The idea of prodigies—people born with natural talent that enables them to excel in a particular field with comparatively little effort—is, likewise, largely a myth borne of ignorance about how deliberate practice works. The idea of prodigies can actually be quite harmful. Accepting that there are those who simply have natural talent and others who don’t might discourage people from even trying to fulfill their dreams: “I’m not good at this, so why bother?”
And it can become a self-fulfilling prophecy—people who develop the idea that they’re “bad” at something never practice, and, therefore, never get good at it. Meanwhile, children who show early promise tend to be lavished with attention and praise from teachers and parents and receive more training and resources to help them develop their skills than children who struggle. The “gifted” students don’t possess some innate ability that others don’t, they’re just given more of an opportunity to develop. This has deprived the world of the talents of countless people who were deemed at an early age to be “no good” at something.
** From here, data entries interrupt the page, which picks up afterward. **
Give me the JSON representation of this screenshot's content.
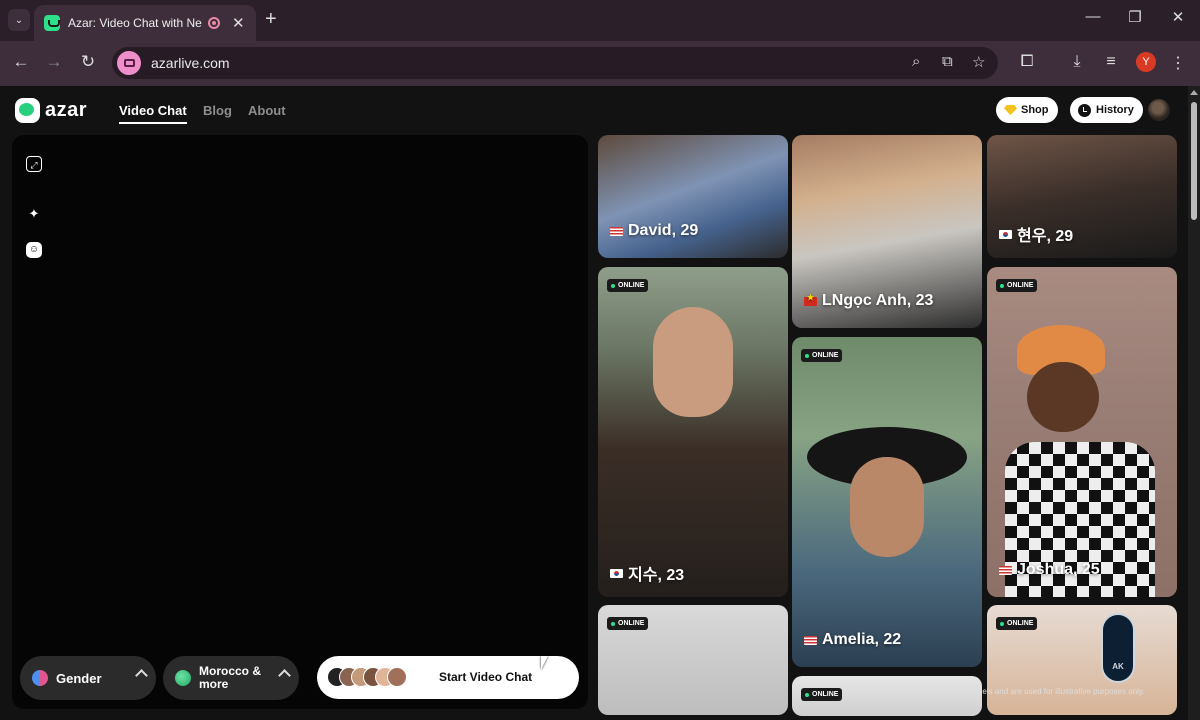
{
  "browser": {
    "tab_title": "Azar: Video Chat with New Pe",
    "url": "azarlive.com",
    "profile_initial": "Y"
  },
  "header": {
    "logo_text": "azar",
    "nav": [
      "Video Chat",
      "Blog",
      "About"
    ],
    "shop_label": "Shop",
    "history_label": "History"
  },
  "controls": {
    "gender_label": "Gender",
    "region_label": "Morocco & more",
    "start_label": "Start Video Chat"
  },
  "profiles": [
    {
      "name": "David, 29",
      "flag": "us",
      "online": false
    },
    {
      "name": "LNgọc Anh, 23",
      "flag": "vn",
      "online": false
    },
    {
      "name": "현우, 29",
      "flag": "kr",
      "online": false
    },
    {
      "name": "지수, 23",
      "flag": "kr",
      "online": true
    },
    {
      "name": "Amelia, 22",
      "flag": "us",
      "online": true
    },
    {
      "name": "Joshua, 25",
      "flag": "us",
      "online": true
    }
  ],
  "online_label": "ONLINE",
  "disclaimer": "All images are of models and are used for illustrative purposes only.",
  "watermark_text": "AK",
  "colors": {
    "accent_green": "#26d07c",
    "online_dot": "#2ee08a",
    "shop_gem": "#f3c21d",
    "profile_avatar": "#d93a23"
  }
}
Even Mozart, often regarded as the very embodiment of a musical prodigy, relied on practice far more than raw talent. His father, Leopold, began his son’s training before the boy was even four—ample time for the young Mozart to soak up important hours of deliberate practice in his formative years. Moreover, his early childhood compositions, the supposed evidence of his unprecedented genius, have now been found to have been written in his father’s handwriting—a clue that perhaps the elder Mozart played a larger role in this stage of his son’s career than history cares to remember.
Through embracing the principles of deliberate practice and applying them to every area of human endeavor (not just chess or music), we could create a far more prosperous and happy world, one with profound implications for technology, healthcare, public service, and countless other fields. The lesson is clear. Fulfill your untapped potential. Work hard and practice to take control of your life and become whatever it is you wish to be. Your future is entirely in your hands.
———End of Preview———
Like what you just read? Read the rest of the world's best book summary and analysis of Anders Ericsson's "Peak" at Shortform.
Here's what you'll find in our full Peak summary:
- How to become an expert in any field you choose
- Why practice isn't enough because you need to change how you practice
- Why natural talent isn't enough and practice is more important